Do you always sleep on the same side of the bed? Do you still sport the same hairstyle you had when you were in high school? Have you worn the same perfume or cologne for as long as you can remember?
Many of us find ourselves living on autopilot doing the same routine day after day — which fades into year after year. Don’t get me wrong, some habits are good: going for that morning run, meeting friends at your favorite watering hole for Friday night happy hour, even buckling your seat belt.
Although some routines are good, it’s always nice to “shake the rug” every now and then and try something completely different. Try a new hairstyle or switch up your perfume or cologne. How about instead of binge-watching Stranger Things over the weekend, volunteer to help build a house with Habitat for Humanity. Volunteer as a hospital baby cuddler for those parents who can’t visit their newborns every day. Hey, why not run for a local office!
There are many benefits to trying something new. When we get out of our “zones” we meet new people and create new friendships. That may lead to new business opportunities, new relationships, new ways of thinking.
Our brain is an incredible machine. It can process about 11 million bits of information every second.
It has to immediately filter all this incoming information. It’s no wonder our brains have placed all those mindless (yep, pun intended) routines we do repeatedly into the do-that-without-thinking category. Our brain has enough to do already.
One of the greatest benefits to trying something new, especially as we age, is that we actually change the makeup of our brains. When the brain is bombarded with new stimuli — new sounds, smells, tastes, experiences, ideas — it physically changes!

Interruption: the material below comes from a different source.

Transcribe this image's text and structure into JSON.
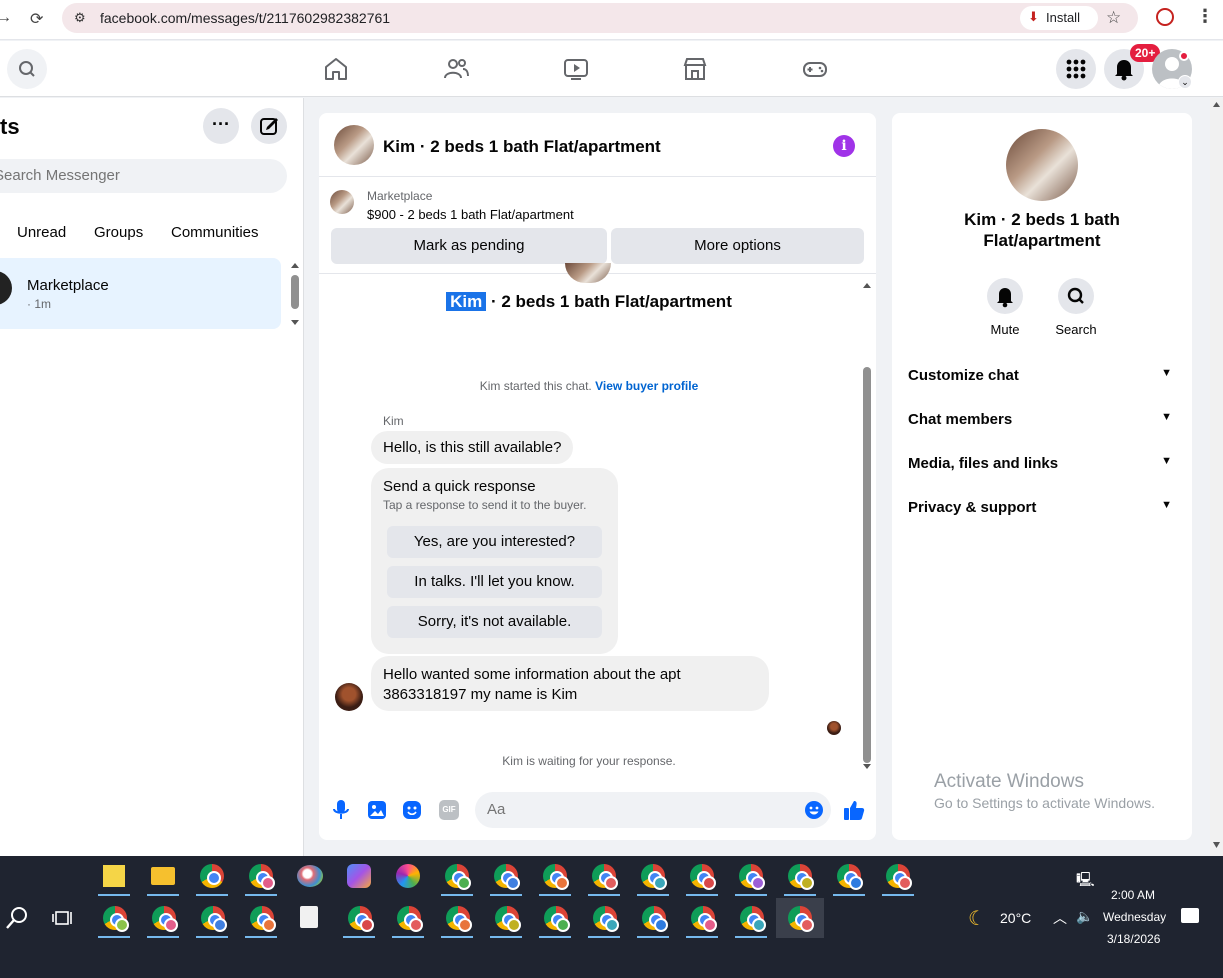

Scientists used to think our brains stopped growing once we reached a certain age. Recent data, however, shows that our brains continue to change all through our lives. They grow new cells and form new connections.
Our brains are made up of billions of nerve cells called neurons. These neurons communicate with one another through chemicals that are emitted at the ends of the nerve fibers. These chemicals, or neurotransmitters, leap across the gap between the fibers which then triggers that cell to fire. The “wiring” in our brain restructures with every new thing we learn.
I have to admit that this concept of restructuring the brain hits home for me. My grandfather suffered from some form of dementia, but we don’t know for sure if it was Alzheimer’s because he was never tested. My sister and I found we each have one variant of late-onset Alzheimer’s in our genetic makeup, but that doesn’t mean we will present with the disease. Nevertheless, I am very aware of how that may be in my future.
That’s why I want to do everything I can to exercise my brain by trying new things. I want to learn new languages, travel and meet new people, learn to play the flute when I’m eighty, take up ballroom dancing, rent a Tuscan Villa and take cooking lessons.
I want to take every opportunity to do something out of my routine so I can continue to grow my brain. I want to encourage you all to do the same. Try something new, not just to prevent a potential disease, but because it enriches your life in so many ways. And it’s fun.
Feel free to reach out to me and tell me something new you’ve tried. I’d love to hear from you.
I wish you all peace!